Universal healthcare, a green economy, affordable and sustainable housing, and much more: for many people, the Green New Deal sounds too good to be true at a time when trust in politicians has been eroded by too many empty promises.
This is why locally organised, democratic movements are not just crucial to developing interest in the Green New Deal. They also play a unique role holding government officials and elected representatives accountable when they drag their feet and talk evasively of “compromises” and “being pragmatic”.

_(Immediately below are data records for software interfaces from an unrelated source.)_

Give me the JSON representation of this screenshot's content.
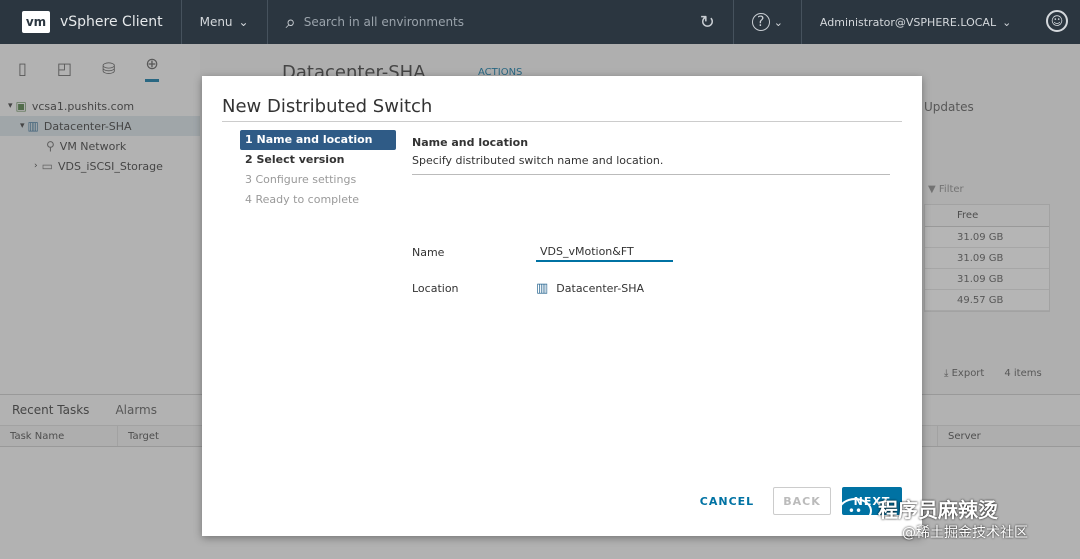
{
  "topbar": {
    "logo": "vm",
    "app_title": "vSphere Client",
    "menu_label": "Menu",
    "search_placeholder": "Search in all environments",
    "user": "Administrator@VSPHERE.LOCAL"
  },
  "navigator": {
    "tree": [
      {
        "label": "vcsa1.pushits.com",
        "icon": "vcenter-icon"
      },
      {
        "label": "Datacenter-SHA",
        "icon": "datacenter-icon"
      },
      {
        "label": "VM Network",
        "icon": "network-icon"
      },
      {
        "label": "VDS_iSCSI_Storage",
        "icon": "distributed-switch-icon"
      }
    ]
  },
  "background": {
    "title": "Datacenter-SHA",
    "actions": "ACTIONS",
    "updates_tab": "Updates",
    "filter_placeholder": "Filter",
    "table_header": "Free",
    "table_rows": [
      "31.09 GB",
      "31.09 GB",
      "31.09 GB",
      "49.57 GB"
    ],
    "export": "Export",
    "items_count": "4 items"
  },
  "bottom_panel": {
    "tabs": [
      "Recent Tasks",
      "Alarms"
    ],
    "columns": [
      "Task Name",
      "Target",
      "Server"
    ]
  },
  "dialog": {
    "title": "New Distributed Switch",
    "steps": [
      {
        "label": "1 Name and location",
        "state": "active"
      },
      {
        "label": "2 Select version",
        "state": "enabled"
      },
      {
        "label": "3 Configure settings",
        "state": "disabled"
      },
      {
        "label": "4 Ready to complete",
        "state": "disabled"
      }
    ],
    "section_title": "Name and location",
    "section_desc": "Specify distributed switch name and location.",
    "name_label": "Name",
    "name_value": "VDS_vMotion&FT",
    "location_label": "Location",
    "location_value": "Datacenter-SHA",
    "cancel": "CANCEL",
    "back": "BACK",
    "next": "NEXT"
  },
  "watermark": {
    "main": "程序员麻辣烫",
    "sub": "@稀土掘金技术社区"
  }
}
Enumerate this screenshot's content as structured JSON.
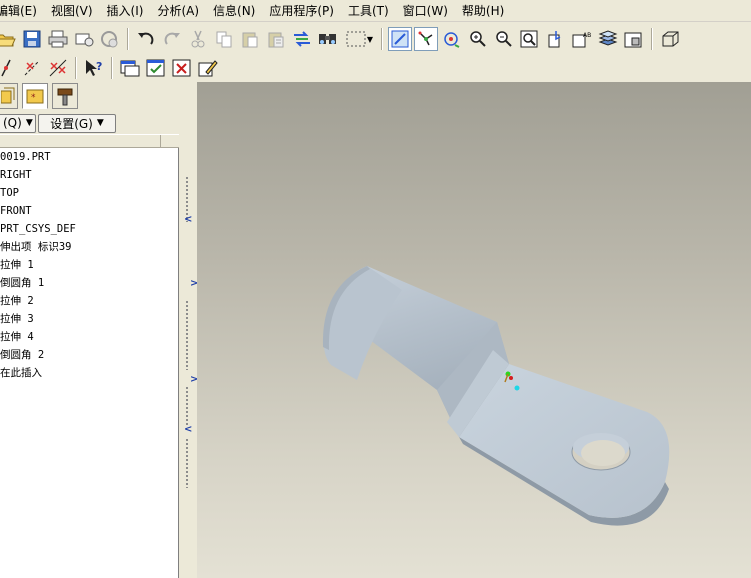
{
  "menu": [
    {
      "label": "编辑(E)"
    },
    {
      "label": "视图(V)"
    },
    {
      "label": "插入(I)"
    },
    {
      "label": "分析(A)"
    },
    {
      "label": "信息(N)"
    },
    {
      "label": "应用程序(P)"
    },
    {
      "label": "工具(T)"
    },
    {
      "label": "窗口(W)"
    },
    {
      "label": "帮助(H)"
    }
  ],
  "toolbar1_icons": [
    "open-folder-icon",
    "save-icon",
    "print-icon",
    "send-mail-icon",
    "link-icon",
    "undo-icon",
    "redo-icon",
    "cut-icon",
    "copy-icon",
    "paste-icon",
    "paste-special-icon",
    "regenerate-icon",
    "find-icon",
    "select-box-icon",
    "view-repaint-icon",
    "spin-center-icon",
    "orient-mode-icon",
    "zoom-in-icon",
    "zoom-out-icon",
    "refit-icon",
    "reorient-icon",
    "saved-views-icon",
    "layers-icon",
    "view-manager-icon",
    "shaded-view-icon"
  ],
  "toolbar2_icons": [
    "datum-planes-icon",
    "datum-axes-icon",
    "datum-points-icon",
    "whats-this-icon",
    "new-window-icon",
    "activate-window-icon",
    "close-window-icon",
    "edit-icon"
  ],
  "controls": {
    "show_label": "(Q)",
    "settings_label": "设置(G)"
  },
  "tree": [
    {
      "label": "0019.PRT"
    },
    {
      "label": "RIGHT"
    },
    {
      "label": "TOP"
    },
    {
      "label": "FRONT"
    },
    {
      "label": "PRT_CSYS_DEF"
    },
    {
      "label": "伸出项 标识39"
    },
    {
      "label": "拉伸 1"
    },
    {
      "label": "倒圆角 1"
    },
    {
      "label": "拉伸 2"
    },
    {
      "label": "拉伸 3"
    },
    {
      "label": "拉伸 4"
    },
    {
      "label": "倒圆角 2"
    },
    {
      "label": "在此插入"
    }
  ],
  "colors": {
    "chrome": "#ece9d8",
    "model_body": "#b8c3cd",
    "viewport_top": "#a19f94",
    "viewport_bottom": "#e4e1d4"
  }
}
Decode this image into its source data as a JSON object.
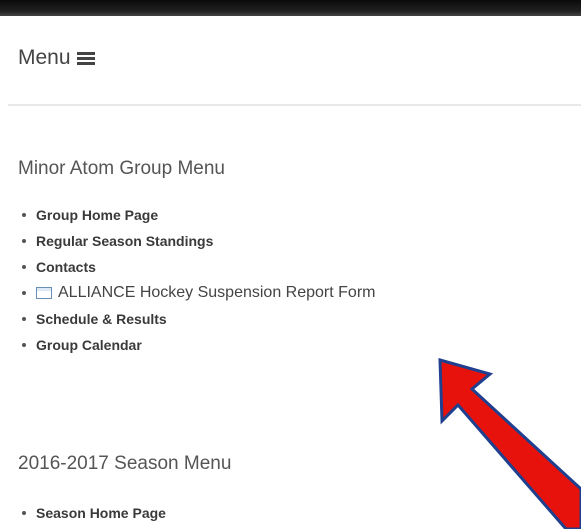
{
  "menu_toggle": {
    "label": "Menu",
    "icon": "hamburger-icon"
  },
  "group_menu": {
    "heading": "Minor Atom Group Menu",
    "items": [
      {
        "label": "Group Home Page"
      },
      {
        "label": "Regular Season Standings"
      },
      {
        "label": "Contacts"
      },
      {
        "label": "ALLIANCE Hockey Suspension Report Form",
        "icon": "form-icon"
      },
      {
        "label": "Schedule & Results"
      },
      {
        "label": "Group Calendar"
      }
    ]
  },
  "season_menu": {
    "heading": "2016-2017 Season Menu",
    "items": [
      {
        "label": "Season Home Page"
      }
    ]
  },
  "annotation": {
    "arrow_color": "#e8120c",
    "arrow_outline": "#1f3f8f"
  }
}
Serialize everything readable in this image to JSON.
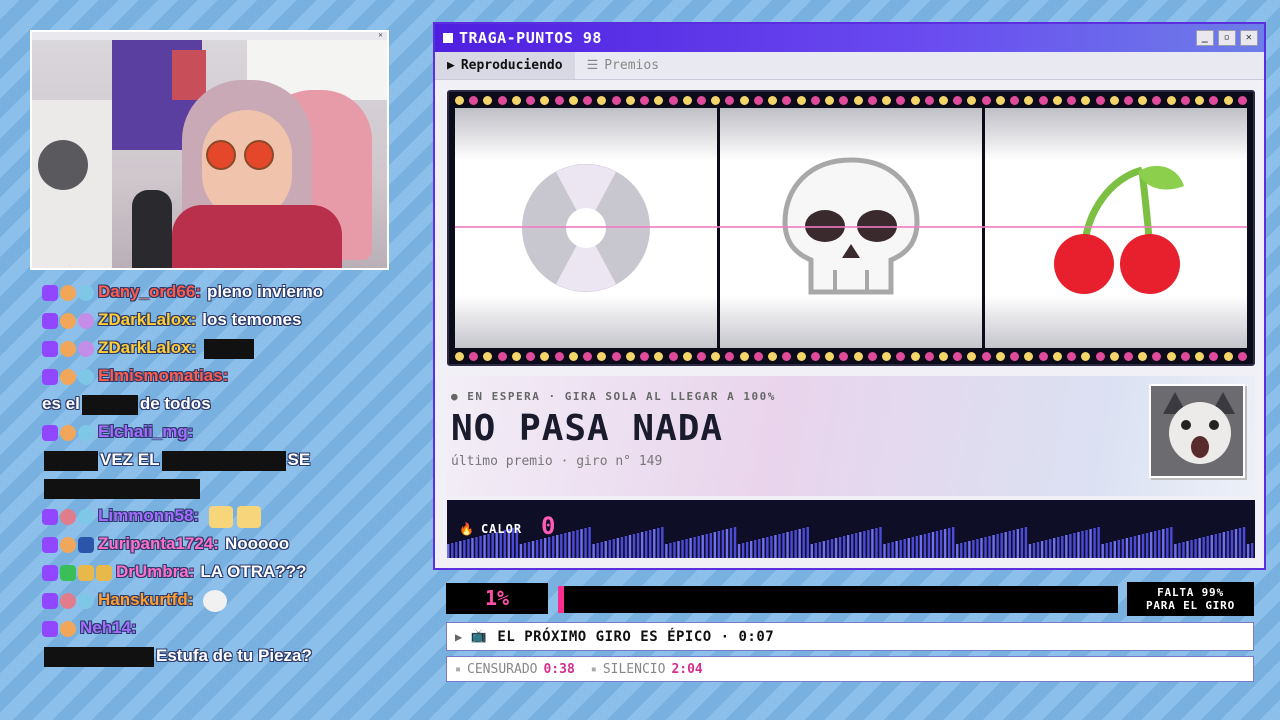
{
  "window": {
    "title": "TRAGA-PUNTOS 98",
    "minimize": "_",
    "maximize": "▫",
    "close": "✕"
  },
  "tabs": [
    {
      "label": "Reproduciendo",
      "icon": "play-icon",
      "glyph": "▶"
    },
    {
      "label": "Premios",
      "icon": "list-icon",
      "glyph": "☰"
    }
  ],
  "reels": [
    "record-disc",
    "skull",
    "cherries"
  ],
  "status": {
    "line": "● EN ESPERA · GIRA SOLA AL LLEGAR A 100%",
    "title": "NO PASA NADA",
    "subtitle": "último premio · giro n° 149"
  },
  "heat": {
    "label": "CALOR",
    "value": "0"
  },
  "progress": {
    "percent_label": "1%",
    "fraction": 0.01,
    "remaining_line1": "FALTA 99%",
    "remaining_line2": "PARA EL GIRO"
  },
  "next_spin": {
    "text": "EL PRÓXIMO GIRO ES ÉPICO · 0:07"
  },
  "timers": [
    {
      "label": "CENSURADO",
      "value": "0:38"
    },
    {
      "label": "SILENCIO",
      "value": "2:04"
    }
  ],
  "colors": {
    "accent": "#5b2ee0",
    "pink": "#ff2d8f",
    "chat_outline": "#2b3a6a"
  },
  "chat": [
    {
      "user": "Dany_ord66:",
      "color": "red",
      "badges": [
        "twitch",
        "crown",
        "eyes"
      ],
      "text": "pleno invierno"
    },
    {
      "user": "ZDarkLalox:",
      "color": "gold",
      "badges": [
        "twitch",
        "crown",
        "eyes-p"
      ],
      "text": "los temones"
    },
    {
      "user": "ZDarkLalox:",
      "color": "gold",
      "badges": [
        "twitch",
        "crown",
        "eyes-p"
      ],
      "text": ""
    },
    {
      "user": "Elmismomatias:",
      "color": "red",
      "badges": [
        "twitch",
        "crown",
        "eyes"
      ],
      "text": ""
    },
    {
      "user": "",
      "color": "",
      "badges": [],
      "text_a": "es el",
      "text_b": "de todos"
    },
    {
      "user": "Elchaii_mg:",
      "color": "purple",
      "badges": [
        "twitch",
        "crown",
        "eyes"
      ],
      "text": ""
    },
    {
      "user": "",
      "color": "",
      "badges": [],
      "text_a": "VEZ EL",
      "text_b": "SE"
    },
    {
      "user": "Limmonn58:",
      "color": "purple",
      "badges": [
        "twitch",
        "wolf",
        "eyes"
      ],
      "text": ""
    },
    {
      "user": "Zuripanta1724:",
      "color": "pink",
      "badges": [
        "twitch",
        "crown",
        "a"
      ],
      "text": "Nooooo"
    },
    {
      "user": "DrUmbra:",
      "color": "pink",
      "badges": [
        "twitch",
        "green",
        "gold",
        "gold"
      ],
      "text": "LA OTRA???"
    },
    {
      "user": "Hanskurtfd:",
      "color": "orange",
      "badges": [
        "twitch",
        "wolf",
        "eyes"
      ],
      "text": ""
    },
    {
      "user": "Neh14:",
      "color": "purple",
      "badges": [
        "twitch",
        "crown"
      ],
      "text": ""
    },
    {
      "user": "",
      "color": "",
      "badges": [],
      "text": "Estufa de tu Pieza?"
    }
  ]
}
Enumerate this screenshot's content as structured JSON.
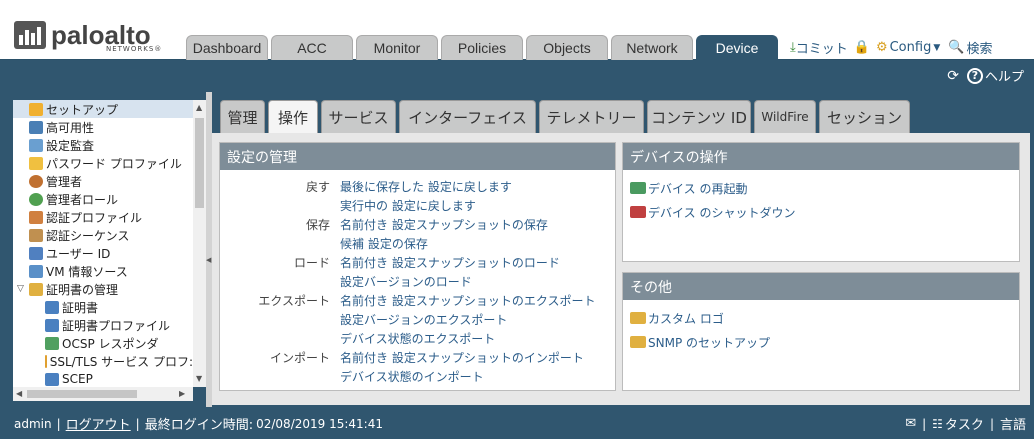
{
  "brand": {
    "name": "paloalto",
    "sub": "NETWORKS®"
  },
  "maintabs": [
    {
      "label": "Dashboard"
    },
    {
      "label": "ACC"
    },
    {
      "label": "Monitor"
    },
    {
      "label": "Policies"
    },
    {
      "label": "Objects"
    },
    {
      "label": "Network"
    },
    {
      "label": "Device"
    }
  ],
  "topright": {
    "commit": "コミット",
    "config": "Config",
    "search": "検索"
  },
  "helpbar": {
    "help": "ヘルプ"
  },
  "tree": [
    {
      "label": "セットアップ"
    },
    {
      "label": "高可用性"
    },
    {
      "label": "設定監査"
    },
    {
      "label": "パスワード プロファイル"
    },
    {
      "label": "管理者"
    },
    {
      "label": "管理者ロール"
    },
    {
      "label": "認証プロファイル"
    },
    {
      "label": "認証シーケンス"
    },
    {
      "label": "ユーザー ID"
    },
    {
      "label": "VM 情報ソース"
    },
    {
      "label": "証明書の管理"
    },
    {
      "label": "証明書"
    },
    {
      "label": "証明書プロファイル"
    },
    {
      "label": "OCSP レスポンダ"
    },
    {
      "label": "SSL/TLS サービス プロフ:"
    },
    {
      "label": "SCEP"
    }
  ],
  "subtabs": [
    {
      "label": "管理"
    },
    {
      "label": "操作"
    },
    {
      "label": "サービス"
    },
    {
      "label": "インターフェイス"
    },
    {
      "label": "テレメトリー"
    },
    {
      "label": "コンテンツ ID"
    },
    {
      "label": "WildFire"
    },
    {
      "label": "セッション"
    }
  ],
  "config_mgmt": {
    "title": "設定の管理",
    "rows": [
      {
        "label": "戻す",
        "link": "最後に保存した 設定に戻します"
      },
      {
        "label": "",
        "link": "実行中の 設定に戻します"
      },
      {
        "label": "保存",
        "link": "名前付き 設定スナップショットの保存"
      },
      {
        "label": "",
        "link": "候補 設定の保存"
      },
      {
        "label": "ロード",
        "link": "名前付き 設定スナップショットのロード"
      },
      {
        "label": "",
        "link": "設定バージョンのロード"
      },
      {
        "label": "エクスポート",
        "link": "名前付き 設定スナップショットのエクスポート"
      },
      {
        "label": "",
        "link": "設定バージョンのエクスポート"
      },
      {
        "label": "",
        "link": "デバイス状態のエクスポート"
      },
      {
        "label": "インポート",
        "link": "名前付き 設定スナップショットのインポート"
      },
      {
        "label": "",
        "link": "デバイス状態のインポート"
      }
    ]
  },
  "device_ops": {
    "title": "デバイスの操作",
    "items": [
      {
        "label": "デバイス の再起動"
      },
      {
        "label": "デバイス のシャットダウン"
      }
    ]
  },
  "misc": {
    "title": "その他",
    "items": [
      {
        "label": "カスタム ロゴ"
      },
      {
        "label": "SNMP のセットアップ"
      }
    ]
  },
  "footer": {
    "user": "admin",
    "logout": "ログアウト",
    "last_login_label": "最終ログイン時間:",
    "last_login_value": "02/08/2019 15:41:41",
    "tasks": "タスク",
    "language": "言語"
  },
  "colors": {
    "accent": "#30566f",
    "link": "#2c5d8a",
    "panel_header": "#7e8d98"
  }
}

The implementation of a Green New Deal at a national level is necessary to buy time in the fight against climate change. But unless “mini-Green New Deals” continue to sprout up in every neighbourhood, it will lack the backing needed to succeed at the national level. To make the Green New Deal a reality we need existing, tangible alternatives of living and working together.
Photo: Ante Hamersmit